- Under the Ban: Modernism, Then and Now
- Pope St. Pius X On the Doctrine of the Modernists (Pascendi)
Two months before Pope St. Pius X promulgated his condemnation of Modernism in Pascendi, the Holy Office had issued a syllabus of 65 widespread modern errors in the document Lamentabili sane. While the simple enumeration of errors has gone out of fashion in recent years (presumably in part because the brevity of expression does not permit a significant exploration of the relevant problems), Lamentabili is of particular value both because of the unifying background the Pope later provided in his encyclical, and because many of the listed ideas are so recognizable today, despite being formulated over a century ago.

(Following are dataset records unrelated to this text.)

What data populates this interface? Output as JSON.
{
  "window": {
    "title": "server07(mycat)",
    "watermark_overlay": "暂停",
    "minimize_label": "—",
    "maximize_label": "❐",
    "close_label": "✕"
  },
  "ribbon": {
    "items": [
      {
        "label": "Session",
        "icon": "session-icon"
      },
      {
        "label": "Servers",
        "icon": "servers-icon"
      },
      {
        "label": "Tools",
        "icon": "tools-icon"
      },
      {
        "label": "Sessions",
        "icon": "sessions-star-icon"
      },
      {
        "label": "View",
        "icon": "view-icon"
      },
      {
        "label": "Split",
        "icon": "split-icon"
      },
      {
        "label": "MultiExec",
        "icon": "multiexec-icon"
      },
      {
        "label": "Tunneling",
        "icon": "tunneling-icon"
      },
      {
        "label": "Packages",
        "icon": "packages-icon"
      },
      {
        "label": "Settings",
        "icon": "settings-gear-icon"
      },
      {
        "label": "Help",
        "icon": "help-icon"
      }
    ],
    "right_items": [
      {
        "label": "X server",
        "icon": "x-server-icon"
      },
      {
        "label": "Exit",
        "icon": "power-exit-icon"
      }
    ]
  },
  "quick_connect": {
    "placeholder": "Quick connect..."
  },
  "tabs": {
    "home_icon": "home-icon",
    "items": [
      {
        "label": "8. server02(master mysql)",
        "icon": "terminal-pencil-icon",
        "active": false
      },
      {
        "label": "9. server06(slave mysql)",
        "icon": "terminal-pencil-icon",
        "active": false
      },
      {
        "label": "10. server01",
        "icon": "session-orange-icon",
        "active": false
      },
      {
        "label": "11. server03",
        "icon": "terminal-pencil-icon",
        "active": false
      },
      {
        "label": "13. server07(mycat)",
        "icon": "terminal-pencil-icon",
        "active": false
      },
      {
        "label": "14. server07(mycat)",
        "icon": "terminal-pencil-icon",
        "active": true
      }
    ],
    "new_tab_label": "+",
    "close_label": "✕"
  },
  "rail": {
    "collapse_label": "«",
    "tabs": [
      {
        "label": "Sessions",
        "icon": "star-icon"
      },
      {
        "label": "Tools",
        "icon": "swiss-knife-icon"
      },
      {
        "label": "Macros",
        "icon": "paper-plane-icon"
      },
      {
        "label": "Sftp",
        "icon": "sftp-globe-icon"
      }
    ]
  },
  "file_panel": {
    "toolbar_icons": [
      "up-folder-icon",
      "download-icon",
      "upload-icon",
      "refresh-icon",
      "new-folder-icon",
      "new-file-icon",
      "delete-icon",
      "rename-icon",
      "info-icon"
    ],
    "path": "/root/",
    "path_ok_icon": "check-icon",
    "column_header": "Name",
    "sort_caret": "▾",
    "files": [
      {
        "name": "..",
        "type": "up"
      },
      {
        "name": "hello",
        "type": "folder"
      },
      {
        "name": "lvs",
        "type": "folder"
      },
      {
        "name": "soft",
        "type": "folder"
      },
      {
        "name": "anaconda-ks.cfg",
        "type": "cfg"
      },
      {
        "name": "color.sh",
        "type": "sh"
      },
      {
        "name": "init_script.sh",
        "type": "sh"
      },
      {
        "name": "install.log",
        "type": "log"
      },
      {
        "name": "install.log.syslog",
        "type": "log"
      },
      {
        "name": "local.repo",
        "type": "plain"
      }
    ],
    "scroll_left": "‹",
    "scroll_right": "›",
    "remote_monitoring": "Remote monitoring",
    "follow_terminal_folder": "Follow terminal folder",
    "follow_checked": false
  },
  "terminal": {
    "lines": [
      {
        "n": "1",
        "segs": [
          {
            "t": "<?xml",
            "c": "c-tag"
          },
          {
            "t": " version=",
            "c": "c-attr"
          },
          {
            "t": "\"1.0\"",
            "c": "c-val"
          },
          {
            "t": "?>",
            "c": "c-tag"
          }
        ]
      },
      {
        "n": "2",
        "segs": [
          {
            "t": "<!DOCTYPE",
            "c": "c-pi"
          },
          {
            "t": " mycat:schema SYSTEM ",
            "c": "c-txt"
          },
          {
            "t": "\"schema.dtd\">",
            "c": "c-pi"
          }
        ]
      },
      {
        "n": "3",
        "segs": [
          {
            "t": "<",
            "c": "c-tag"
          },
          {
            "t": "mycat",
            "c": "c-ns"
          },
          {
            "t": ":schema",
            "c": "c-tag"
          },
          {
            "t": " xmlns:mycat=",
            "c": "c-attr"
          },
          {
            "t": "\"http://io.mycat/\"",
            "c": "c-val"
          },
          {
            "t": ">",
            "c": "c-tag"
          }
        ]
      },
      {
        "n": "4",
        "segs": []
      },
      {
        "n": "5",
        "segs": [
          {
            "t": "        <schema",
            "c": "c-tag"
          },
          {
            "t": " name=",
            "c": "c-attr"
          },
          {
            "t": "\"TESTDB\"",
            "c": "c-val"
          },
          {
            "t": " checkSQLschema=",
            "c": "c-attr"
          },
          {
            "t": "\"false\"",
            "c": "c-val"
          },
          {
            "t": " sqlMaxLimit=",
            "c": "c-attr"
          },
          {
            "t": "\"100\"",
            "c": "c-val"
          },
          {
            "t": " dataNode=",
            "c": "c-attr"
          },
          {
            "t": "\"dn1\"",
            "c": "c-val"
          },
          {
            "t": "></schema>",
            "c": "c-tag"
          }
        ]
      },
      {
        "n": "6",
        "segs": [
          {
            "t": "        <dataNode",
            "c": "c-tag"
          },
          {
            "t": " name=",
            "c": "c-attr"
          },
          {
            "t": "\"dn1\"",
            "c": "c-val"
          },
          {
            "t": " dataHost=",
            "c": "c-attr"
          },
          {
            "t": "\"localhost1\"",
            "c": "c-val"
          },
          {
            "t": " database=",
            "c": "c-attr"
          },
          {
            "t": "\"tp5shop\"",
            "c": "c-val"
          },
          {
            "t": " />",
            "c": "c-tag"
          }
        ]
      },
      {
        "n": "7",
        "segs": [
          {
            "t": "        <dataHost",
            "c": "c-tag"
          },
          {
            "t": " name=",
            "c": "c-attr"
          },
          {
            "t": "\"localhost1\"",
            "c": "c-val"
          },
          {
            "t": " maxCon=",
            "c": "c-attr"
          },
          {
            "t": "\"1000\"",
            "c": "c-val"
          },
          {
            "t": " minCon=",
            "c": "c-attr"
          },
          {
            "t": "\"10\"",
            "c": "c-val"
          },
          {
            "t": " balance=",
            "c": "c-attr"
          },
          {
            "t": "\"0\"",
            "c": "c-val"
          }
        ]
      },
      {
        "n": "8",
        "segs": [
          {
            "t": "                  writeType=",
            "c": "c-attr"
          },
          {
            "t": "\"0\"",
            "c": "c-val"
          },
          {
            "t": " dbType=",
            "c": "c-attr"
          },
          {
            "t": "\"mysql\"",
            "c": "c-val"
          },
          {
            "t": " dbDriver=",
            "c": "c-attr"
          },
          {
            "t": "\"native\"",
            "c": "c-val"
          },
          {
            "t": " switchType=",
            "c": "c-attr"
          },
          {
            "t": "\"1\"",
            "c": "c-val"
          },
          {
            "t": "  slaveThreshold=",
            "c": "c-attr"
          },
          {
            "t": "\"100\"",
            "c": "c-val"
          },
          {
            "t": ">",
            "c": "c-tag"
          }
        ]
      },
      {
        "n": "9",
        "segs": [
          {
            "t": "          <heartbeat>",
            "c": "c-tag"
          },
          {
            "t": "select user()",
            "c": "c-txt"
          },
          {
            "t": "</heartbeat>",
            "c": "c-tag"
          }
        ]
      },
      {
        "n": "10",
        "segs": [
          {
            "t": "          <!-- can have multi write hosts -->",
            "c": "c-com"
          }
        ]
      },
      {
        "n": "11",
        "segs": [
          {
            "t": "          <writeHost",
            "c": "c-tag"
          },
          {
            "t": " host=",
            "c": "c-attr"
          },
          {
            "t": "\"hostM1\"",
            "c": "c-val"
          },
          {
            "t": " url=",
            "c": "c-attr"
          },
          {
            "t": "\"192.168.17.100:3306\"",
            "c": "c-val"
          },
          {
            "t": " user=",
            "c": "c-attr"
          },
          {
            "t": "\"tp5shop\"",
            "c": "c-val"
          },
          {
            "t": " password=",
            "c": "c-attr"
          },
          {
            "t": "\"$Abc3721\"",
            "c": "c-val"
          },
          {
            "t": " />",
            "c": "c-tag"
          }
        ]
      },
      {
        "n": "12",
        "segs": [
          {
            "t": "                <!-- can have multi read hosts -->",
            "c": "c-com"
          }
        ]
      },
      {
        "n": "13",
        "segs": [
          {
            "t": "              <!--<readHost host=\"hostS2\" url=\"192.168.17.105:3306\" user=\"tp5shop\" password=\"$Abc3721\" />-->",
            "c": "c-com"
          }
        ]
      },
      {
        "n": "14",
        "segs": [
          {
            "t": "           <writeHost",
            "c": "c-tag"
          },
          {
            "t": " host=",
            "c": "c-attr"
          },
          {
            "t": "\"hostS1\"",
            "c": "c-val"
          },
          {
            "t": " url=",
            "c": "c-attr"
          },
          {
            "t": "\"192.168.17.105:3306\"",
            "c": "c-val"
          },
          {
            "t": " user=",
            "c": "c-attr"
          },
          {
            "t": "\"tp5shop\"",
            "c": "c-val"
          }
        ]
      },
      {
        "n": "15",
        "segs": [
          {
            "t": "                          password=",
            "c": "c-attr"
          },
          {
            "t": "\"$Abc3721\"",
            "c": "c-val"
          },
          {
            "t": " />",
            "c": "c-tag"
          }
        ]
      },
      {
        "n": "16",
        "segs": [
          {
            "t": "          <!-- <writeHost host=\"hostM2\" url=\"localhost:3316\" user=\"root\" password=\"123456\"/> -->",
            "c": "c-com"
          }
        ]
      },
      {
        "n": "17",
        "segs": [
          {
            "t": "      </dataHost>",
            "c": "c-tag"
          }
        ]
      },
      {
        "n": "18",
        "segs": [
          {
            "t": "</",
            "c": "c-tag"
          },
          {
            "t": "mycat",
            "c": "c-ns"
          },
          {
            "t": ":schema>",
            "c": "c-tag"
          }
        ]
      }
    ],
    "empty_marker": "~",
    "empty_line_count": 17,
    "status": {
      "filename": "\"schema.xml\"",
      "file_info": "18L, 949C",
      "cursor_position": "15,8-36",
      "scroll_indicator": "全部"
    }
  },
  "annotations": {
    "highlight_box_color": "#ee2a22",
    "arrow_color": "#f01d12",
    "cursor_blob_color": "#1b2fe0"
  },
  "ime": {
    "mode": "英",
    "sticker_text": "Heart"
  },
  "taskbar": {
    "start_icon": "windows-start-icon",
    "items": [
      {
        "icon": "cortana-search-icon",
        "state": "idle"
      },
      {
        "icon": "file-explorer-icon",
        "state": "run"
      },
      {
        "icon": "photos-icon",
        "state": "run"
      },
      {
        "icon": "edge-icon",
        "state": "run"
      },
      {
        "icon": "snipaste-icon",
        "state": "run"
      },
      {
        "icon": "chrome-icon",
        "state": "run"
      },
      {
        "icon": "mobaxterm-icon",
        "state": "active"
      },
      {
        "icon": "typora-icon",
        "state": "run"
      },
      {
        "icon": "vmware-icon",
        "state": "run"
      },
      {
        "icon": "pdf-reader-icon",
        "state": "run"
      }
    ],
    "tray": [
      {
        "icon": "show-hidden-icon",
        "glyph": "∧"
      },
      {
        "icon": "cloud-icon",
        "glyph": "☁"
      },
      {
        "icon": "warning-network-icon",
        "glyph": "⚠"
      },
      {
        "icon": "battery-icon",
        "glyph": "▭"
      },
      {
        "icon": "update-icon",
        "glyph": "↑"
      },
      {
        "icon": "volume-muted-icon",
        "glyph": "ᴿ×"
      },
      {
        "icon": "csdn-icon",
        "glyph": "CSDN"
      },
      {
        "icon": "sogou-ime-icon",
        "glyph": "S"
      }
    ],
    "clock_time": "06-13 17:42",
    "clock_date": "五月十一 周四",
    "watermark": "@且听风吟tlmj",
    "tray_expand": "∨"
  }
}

A search on CatholicCulture.org for “Modernism” brings up a wealth of other materials which may be of interest for further research.